Most people probably know that Activision (NASDAQ:ATVI) was one of several companies implicated in stock-option backdating, after the SEC launched an "informal" look at its grant practices last summer. Now the situation's seemingly gotten stickier; Activision has disclosed that the SEC has launched a formal investigation, and the Justice Department appears to be poking around, too. Maybe Activision's long-term shareholders should contemplate governance.

The shift to a formal investigation seems like bad news, even though the company's own investigation cleared many of its senior executives of wrongdoing, including CEO Robert Kotick. Activision has indicated that several executives who've already left the company were responsible.

The SEC has taken a hard line against backdating, with 170 companies involved in investigations. Another video game company, Take-Two Interactive (NASDAQ:TTWO) saw shareholders oust its CEO and several board members; its CFO also resigned in April. Even mighty Apple (NASDAQ:AAPL) has been in the hot seat.

Issues like these make me wonder about corporate governance in general. Yesterday, I wrote about rival Electronic Arts' (NASDAQ:ERTS) hiring a former Activision executive to head up its Casual Games network. Digging around for information about her resignation from Activision led me to an interesting side drama: The hiring of former Procter & Gamble (NYSE:PG) executive Michael Griffith as CEO of Activision Publishing -- which occurred around the same time -- included some curious stipulations in his employment contract.

First, Griffith's employment agreement guaranteed $20 million in compensation by 2010; Activision agreed to reimburse him for any shortfall in total compensation by that time. In addition, the agreement implied that the payment stands, even if Griffith no longer works for the company in 2010 -- total compensation may include severance. Anyone else think that smacks of paying for failure?

In another apparently excessive  move, I also noticed that Activision agreed to pay Griffith's relocation expenses, cover closing costs related to buying and selling a home, including real estate commissions, shell out for moving costs, and grant $300,000 worth of mortgage assistance. Displaying further generosity, Activision agreed to cover taxes related to the payments and paid for commuting costs prior to Griffith's relocation.

Of course, it's worthwhile to mention that Activision has been a successful stock for investors, having appreciated by 167% since David Gardner recommended it to Motley Fool Stock Advisor subscribers in September 2002. We'll see how Activision's regulatory headaches go, but governance is a good thing for investors to keep an eye on. Many companies do strange things, but that doesn't mean we have to agree with the ways they use shareholders' money.

I've often been quite upbeat on video game publishers, thanks to their large and growing market. But some of the things I've learned about Activision in the last day or two have made me wonder whether the stock presents greater risks for investors beyond Activision's mere ability to compete with its rivals' games.
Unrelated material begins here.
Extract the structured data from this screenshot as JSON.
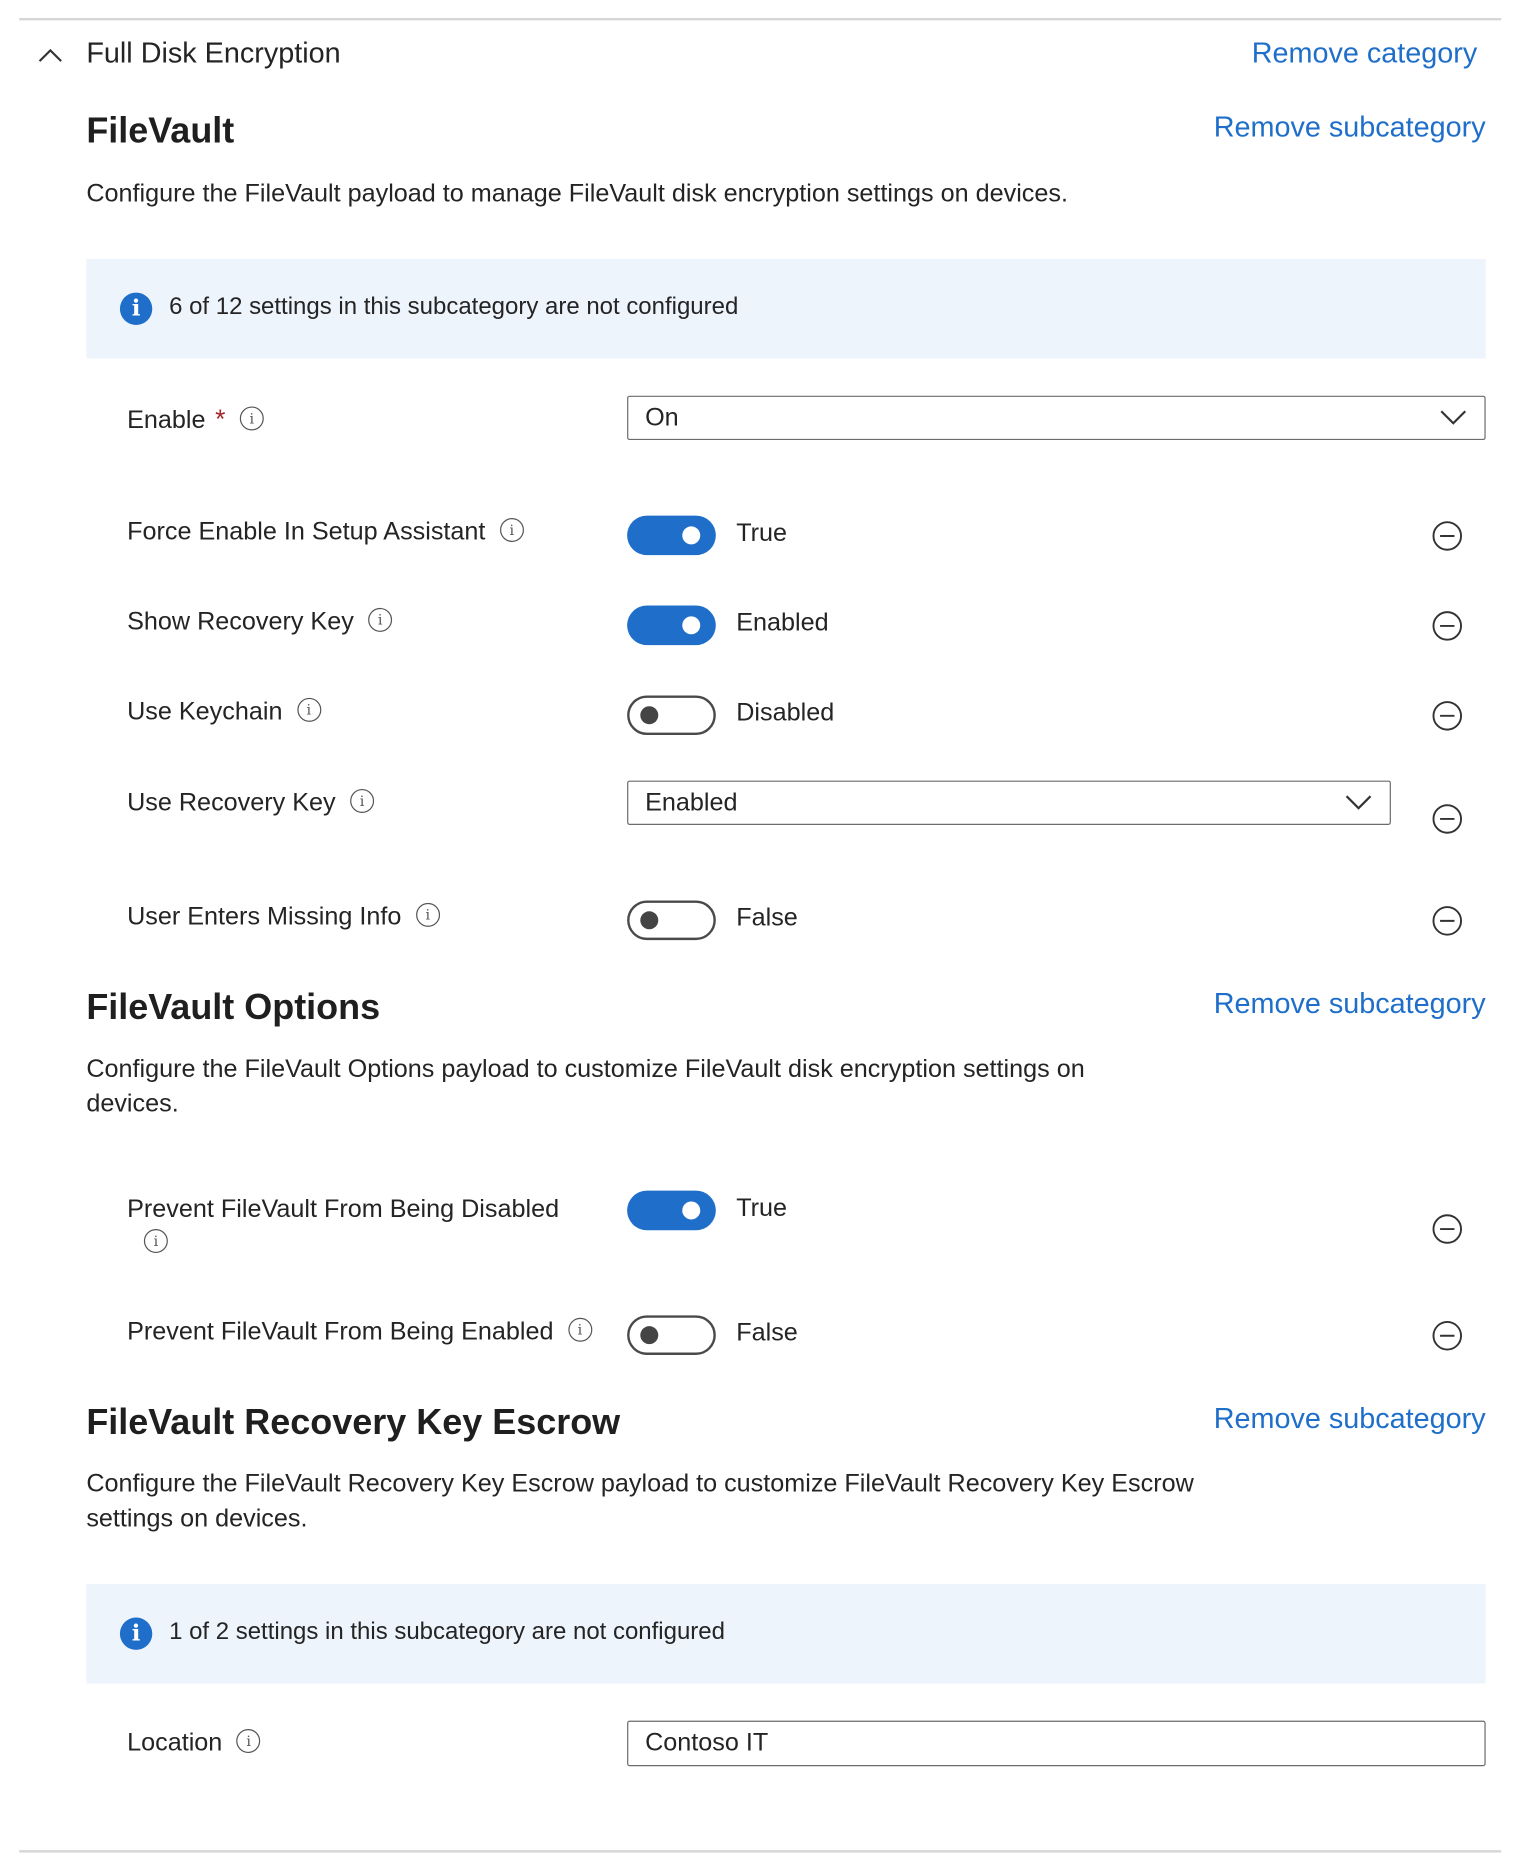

Activision and EA are both Motley Fool Stock Advisor recommendations. To find out what other companies David and Tom Gardner have recommended to shareholders, click here for a 30-day free trial.

Alyce Lomax does not own shares of any of the companies mentioned. The Fool's disclosure policy still enjoys the occasional game of Asteroids.